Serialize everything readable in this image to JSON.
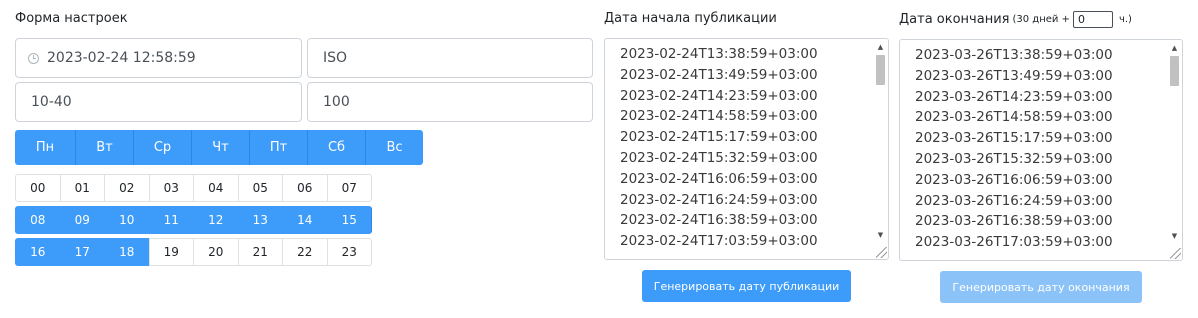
{
  "left": {
    "title": "Форма настроек",
    "datetime_value": "2023-02-24 12:58:59",
    "format_value": "ISO",
    "range_value": "10-40",
    "count_value": "100",
    "days": [
      "Пн",
      "Вт",
      "Ср",
      "Чт",
      "Пт",
      "Сб",
      "Вс"
    ],
    "days_selected": [
      true,
      true,
      true,
      true,
      true,
      true,
      true
    ],
    "hours": [
      [
        "00",
        "01",
        "02",
        "03",
        "04",
        "05",
        "06",
        "07"
      ],
      [
        "08",
        "09",
        "10",
        "11",
        "12",
        "13",
        "14",
        "15"
      ],
      [
        "16",
        "17",
        "18",
        "19",
        "20",
        "21",
        "22",
        "23"
      ]
    ],
    "hours_selected": [
      "08",
      "09",
      "10",
      "11",
      "12",
      "13",
      "14",
      "15",
      "16",
      "17",
      "18"
    ]
  },
  "start": {
    "title": "Дата начала публикации",
    "lines": [
      "2023-02-24T13:38:59+03:00",
      "2023-02-24T13:49:59+03:00",
      "2023-02-24T14:23:59+03:00",
      "2023-02-24T14:58:59+03:00",
      "2023-02-24T15:17:59+03:00",
      "2023-02-24T15:32:59+03:00",
      "2023-02-24T16:06:59+03:00",
      "2023-02-24T16:24:59+03:00",
      "2023-02-24T16:38:59+03:00",
      "2023-02-24T17:03:59+03:00"
    ],
    "button_label": "Генерировать дату публикации"
  },
  "end": {
    "title": "Дата окончания",
    "days_note": "(30 дней +",
    "hours_value": "0",
    "hours_suffix": "ч.)",
    "lines": [
      "2023-03-26T13:38:59+03:00",
      "2023-03-26T13:49:59+03:00",
      "2023-03-26T14:23:59+03:00",
      "2023-03-26T14:58:59+03:00",
      "2023-03-26T15:17:59+03:00",
      "2023-03-26T15:32:59+03:00",
      "2023-03-26T16:06:59+03:00",
      "2023-03-26T16:24:59+03:00",
      "2023-03-26T16:38:59+03:00",
      "2023-03-26T17:03:59+03:00"
    ],
    "button_label": "Генерировать дату окончания"
  },
  "colors": {
    "accent": "#3d9bf9",
    "accent_disabled": "#8bc3f9",
    "border": "#ced4da"
  },
  "icons": {
    "datetime": "clock-icon",
    "scroll_up": "arrow-up-icon",
    "scroll_down": "arrow-down-icon",
    "resize": "resize-grip-icon"
  }
}
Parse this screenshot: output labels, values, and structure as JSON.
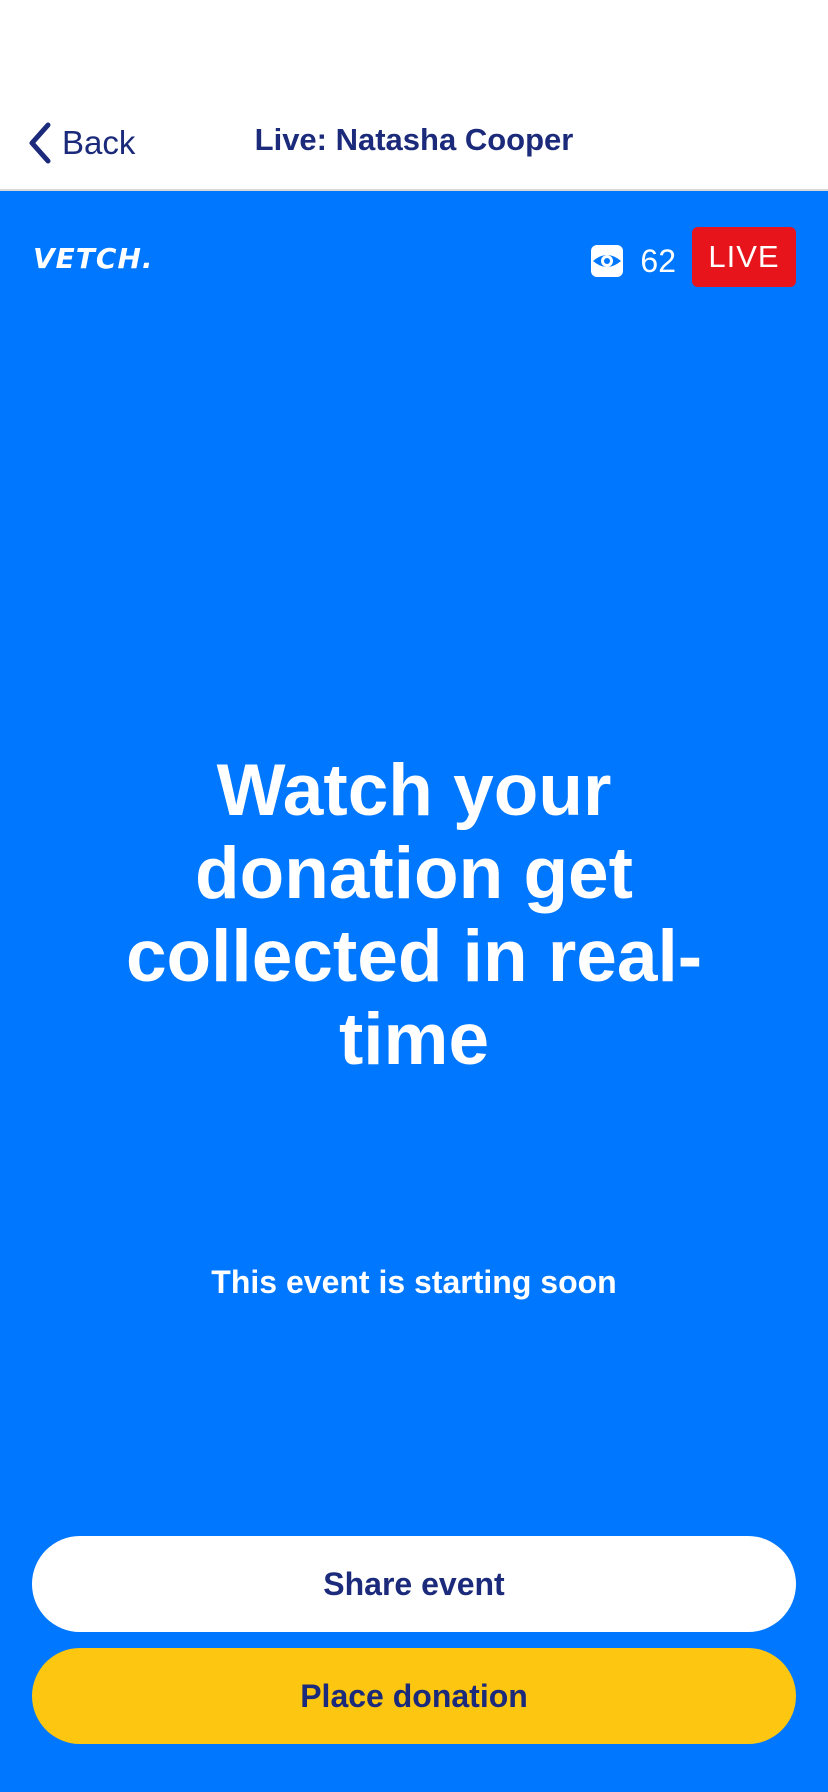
{
  "navbar": {
    "back_label": "Back",
    "title": "Live: Natasha Cooper"
  },
  "stage": {
    "logo": "VETCH.",
    "viewer_icon": "eye-icon",
    "viewer_count": "62",
    "live_badge": "LIVE",
    "headline": "Watch your donation get collected in real-time",
    "status": "This event is starting soon"
  },
  "actions": {
    "share_label": "Share event",
    "donate_label": "Place donation"
  },
  "colors": {
    "stage_background": "#0077ff",
    "navy_text": "#1b2a7a",
    "live_red": "#e8141c",
    "donate_yellow": "#fdc610"
  }
}
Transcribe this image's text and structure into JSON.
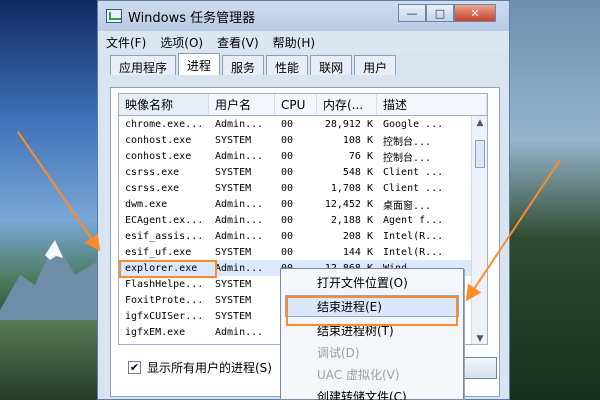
{
  "window": {
    "title": "Windows 任务管理器",
    "controls": [
      "—",
      "□",
      "✕"
    ]
  },
  "menu": [
    "文件(F)",
    "选项(O)",
    "查看(V)",
    "帮助(H)"
  ],
  "tabs": [
    "应用程序",
    "进程",
    "服务",
    "性能",
    "联网",
    "用户"
  ],
  "table": {
    "headers": [
      "映像名称",
      "用户名",
      "CPU",
      "内存(...",
      "描述"
    ],
    "rows": [
      [
        "chrome.exe...",
        "Admin...",
        "00",
        "28,912 K",
        "Google ..."
      ],
      [
        "conhost.exe",
        "SYSTEM",
        "00",
        "108 K",
        "控制台..."
      ],
      [
        "conhost.exe",
        "Admin...",
        "00",
        "76 K",
        "控制台..."
      ],
      [
        "csrss.exe",
        "SYSTEM",
        "00",
        "548 K",
        "Client ..."
      ],
      [
        "csrss.exe",
        "SYSTEM",
        "00",
        "1,708 K",
        "Client ..."
      ],
      [
        "dwm.exe",
        "Admin...",
        "00",
        "12,452 K",
        "桌面窗..."
      ],
      [
        "ECAgent.ex...",
        "Admin...",
        "00",
        "2,188 K",
        "Agent f..."
      ],
      [
        "esif_assis...",
        "Admin...",
        "00",
        "208 K",
        "Intel(R..."
      ],
      [
        "esif_uf.exe",
        "SYSTEM",
        "00",
        "144 K",
        "Intel(R..."
      ],
      [
        "explorer.exe",
        "Admin...",
        "00",
        "12,868 K",
        "Wind..."
      ],
      [
        "FlashHelpe...",
        "SYSTEM",
        "",
        "",
        ""
      ],
      [
        "FoxitProte...",
        "SYSTEM",
        "",
        "",
        ""
      ],
      [
        "igfxCUISer...",
        "SYSTEM",
        "",
        "",
        ""
      ],
      [
        "igfxEM.exe",
        "Admin...",
        "",
        "",
        ""
      ]
    ]
  },
  "checkbox": {
    "label": "显示所有用户的进程(S)",
    "checked": true
  },
  "context_menu": {
    "items": [
      {
        "label": "打开文件位置(O)",
        "state": "normal"
      },
      {
        "label": "结束进程(E)",
        "state": "selected"
      },
      {
        "label": "结束进程树(T)",
        "state": "normal"
      },
      {
        "label": "调试(D)",
        "state": "disabled"
      },
      {
        "label": "UAC 虚拟化(V)",
        "state": "disabled"
      },
      {
        "label": "创建转储文件(C)",
        "state": "normal"
      }
    ]
  },
  "colors": {
    "highlight": "#ff8a2a"
  }
}
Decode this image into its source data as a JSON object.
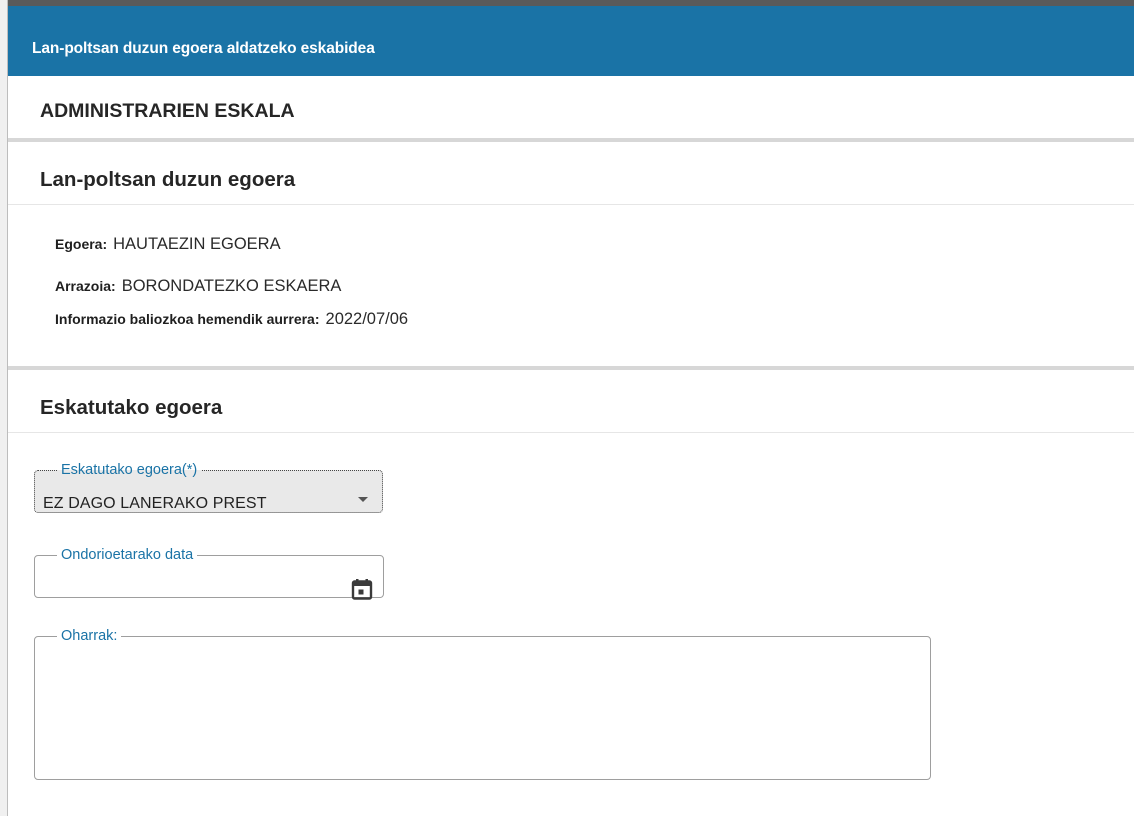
{
  "header": {
    "title": "Lan-poltsan duzun egoera aldatzeko eskabidea"
  },
  "scale": {
    "label": "ADMINISTRARIEN ESKALA"
  },
  "current_status": {
    "title": "Lan-poltsan duzun egoera",
    "fields": [
      {
        "label": "Egoera:",
        "value": "HAUTAEZIN EGOERA"
      },
      {
        "label": "Arrazoia:",
        "value": "BORONDATEZKO ESKAERA"
      },
      {
        "label": "Informazio baliozkoa hemendik aurrera:",
        "value": "2022/07/06"
      }
    ]
  },
  "requested_status": {
    "title": "Eskatutako egoera",
    "status_select": {
      "label": "Eskatutako egoera(*)",
      "value": "EZ DAGO LANERAKO PREST"
    },
    "effective_date": {
      "label": "Ondorioetarako data",
      "value": ""
    },
    "notes": {
      "label": "Oharrak:",
      "value": ""
    }
  },
  "colors": {
    "header_bg": "#1a73a6",
    "accent": "#1a73a6"
  }
}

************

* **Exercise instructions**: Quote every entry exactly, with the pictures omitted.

* **Output for this exercise**:
Serialize everything readable in this image to JSON.
{
  "left": {
    "title": "Форма настроек",
    "datetime_value": "2023-02-24 12:58:59",
    "format_value": "ISO",
    "range_value": "10-40",
    "count_value": "100",
    "days": [
      "Пн",
      "Вт",
      "Ср",
      "Чт",
      "Пт",
      "Сб",
      "Вс"
    ],
    "days_selected": [
      true,
      true,
      true,
      true,
      true,
      true,
      true
    ],
    "hours": [
      [
        "00",
        "01",
        "02",
        "03",
        "04",
        "05",
        "06",
        "07"
      ],
      [
        "08",
        "09",
        "10",
        "11",
        "12",
        "13",
        "14",
        "15"
      ],
      [
        "16",
        "17",
        "18",
        "19",
        "20",
        "21",
        "22",
        "23"
      ]
    ],
    "hours_selected": [
      "08",
      "09",
      "10",
      "11",
      "12",
      "13",
      "14",
      "15",
      "16",
      "17",
      "18"
    ]
  },
  "start": {
    "title": "Дата начала публикации",
    "lines": [
      "2023-02-24T13:38:59+03:00",
      "2023-02-24T13:49:59+03:00",
      "2023-02-24T14:23:59+03:00",
      "2023-02-24T14:58:59+03:00",
      "2023-02-24T15:17:59+03:00",
      "2023-02-24T15:32:59+03:00",
      "2023-02-24T16:06:59+03:00",
      "2023-02-24T16:24:59+03:00",
      "2023-02-24T16:38:59+03:00",
      "2023-02-24T17:03:59+03:00"
    ],
    "button_label": "Генерировать дату публикации"
  },
  "end": {
    "title": "Дата окончания",
    "days_note": "(30 дней +",
    "hours_value": "0",
    "hours_suffix": "ч.)",
    "lines": [
      "2023-03-26T13:38:59+03:00",
      "2023-03-26T13:49:59+03:00",
      "2023-03-26T14:23:59+03:00",
      "2023-03-26T14:58:59+03:00",
      "2023-03-26T15:17:59+03:00",
      "2023-03-26T15:32:59+03:00",
      "2023-03-26T16:06:59+03:00",
      "2023-03-26T16:24:59+03:00",
      "2023-03-26T16:38:59+03:00",
      "2023-03-26T17:03:59+03:00"
    ],
    "button_label": "Генерировать дату окончания"
  },
  "colors": {
    "accent": "#3d9bf9",
    "accent_disabled": "#8bc3f9",
    "border": "#ced4da"
  },
  "icons": {
    "datetime": "clock-icon",
    "scroll_up": "arrow-up-icon",
    "scroll_down": "arrow-down-icon",
    "resize": "resize-grip-icon"
  }
}
Parse this screenshot: output labels, values, and structure as JSON.
{
  "navbar": {
    "back_label": "Back",
    "title": "Live: Natasha Cooper"
  },
  "stage": {
    "logo": "VETCH.",
    "viewer_icon": "eye-icon",
    "viewer_count": "62",
    "live_badge": "LIVE",
    "headline": "Watch your donation get collected in real-time",
    "status": "This event is starting soon"
  },
  "actions": {
    "share_label": "Share event",
    "donate_label": "Place donation"
  },
  "colors": {
    "stage_background": "#0077ff",
    "navy_text": "#1b2a7a",
    "live_red": "#e8141c",
    "donate_yellow": "#fdc610"
  }
}
Transcribe this image's text and structure into JSON.
{
  "window": {
    "title": "Windows 任务管理器",
    "controls": [
      "—",
      "□",
      "✕"
    ]
  },
  "menu": [
    "文件(F)",
    "选项(O)",
    "查看(V)",
    "帮助(H)"
  ],
  "tabs": [
    "应用程序",
    "进程",
    "服务",
    "性能",
    "联网",
    "用户"
  ],
  "table": {
    "headers": [
      "映像名称",
      "用户名",
      "CPU",
      "内存(...",
      "描述"
    ],
    "rows": [
      [
        "chrome.exe...",
        "Admin...",
        "00",
        "28,912 K",
        "Google ..."
      ],
      [
        "conhost.exe",
        "SYSTEM",
        "00",
        "108 K",
        "控制台..."
      ],
      [
        "conhost.exe",
        "Admin...",
        "00",
        "76 K",
        "控制台..."
      ],
      [
        "csrss.exe",
        "SYSTEM",
        "00",
        "548 K",
        "Client ..."
      ],
      [
        "csrss.exe",
        "SYSTEM",
        "00",
        "1,708 K",
        "Client ..."
      ],
      [
        "dwm.exe",
        "Admin...",
        "00",
        "12,452 K",
        "桌面窗..."
      ],
      [
        "ECAgent.ex...",
        "Admin...",
        "00",
        "2,188 K",
        "Agent f..."
      ],
      [
        "esif_assis...",
        "Admin...",
        "00",
        "208 K",
        "Intel(R..."
      ],
      [
        "esif_uf.exe",
        "SYSTEM",
        "00",
        "144 K",
        "Intel(R..."
      ],
      [
        "explorer.exe",
        "Admin...",
        "00",
        "12,868 K",
        "Wind..."
      ],
      [
        "FlashHelpe...",
        "SYSTEM",
        "",
        "",
        ""
      ],
      [
        "FoxitProte...",
        "SYSTEM",
        "",
        "",
        ""
      ],
      [
        "igfxCUISer...",
        "SYSTEM",
        "",
        "",
        ""
      ],
      [
        "igfxEM.exe",
        "Admin...",
        "",
        "",
        ""
      ]
    ]
  },
  "checkbox": {
    "label": "显示所有用户的进程(S)",
    "checked": true
  },
  "context_menu": {
    "items": [
      {
        "label": "打开文件位置(O)",
        "state": "normal"
      },
      {
        "label": "结束进程(E)",
        "state": "selected"
      },
      {
        "label": "结束进程树(T)",
        "state": "normal"
      },
      {
        "label": "调试(D)",
        "state": "disabled"
      },
      {
        "label": "UAC 虚拟化(V)",
        "state": "disabled"
      },
      {
        "label": "创建转储文件(C)",
        "state": "normal"
      }
    ]
  },
  "colors": {
    "highlight": "#ff8a2a"
  }
}
Decode this image into its source data as a JSON object.
{
  "header": {
    "title": "Lan-poltsan duzun egoera aldatzeko eskabidea"
  },
  "scale": {
    "label": "ADMINISTRARIEN ESKALA"
  },
  "current_status": {
    "title": "Lan-poltsan duzun egoera",
    "fields": [
      {
        "label": "Egoera:",
        "value": "HAUTAEZIN EGOERA"
      },
      {
        "label": "Arrazoia:",
        "value": "BORONDATEZKO ESKAERA"
      },
      {
        "label": "Informazio baliozkoa hemendik aurrera:",
        "value": "2022/07/06"
      }
    ]
  },
  "requested_status": {
    "title": "Eskatutako egoera",
    "status_select": {
      "label": "Eskatutako egoera(*)",
      "value": "EZ DAGO LANERAKO PREST"
    },
    "effective_date": {
      "label": "Ondorioetarako data",
      "value": ""
    },
    "notes": {
      "label": "Oharrak:",
      "value": ""
    }
  },
  "colors": {
    "header_bg": "#1a73a6",
    "accent": "#1a73a6"
  }
}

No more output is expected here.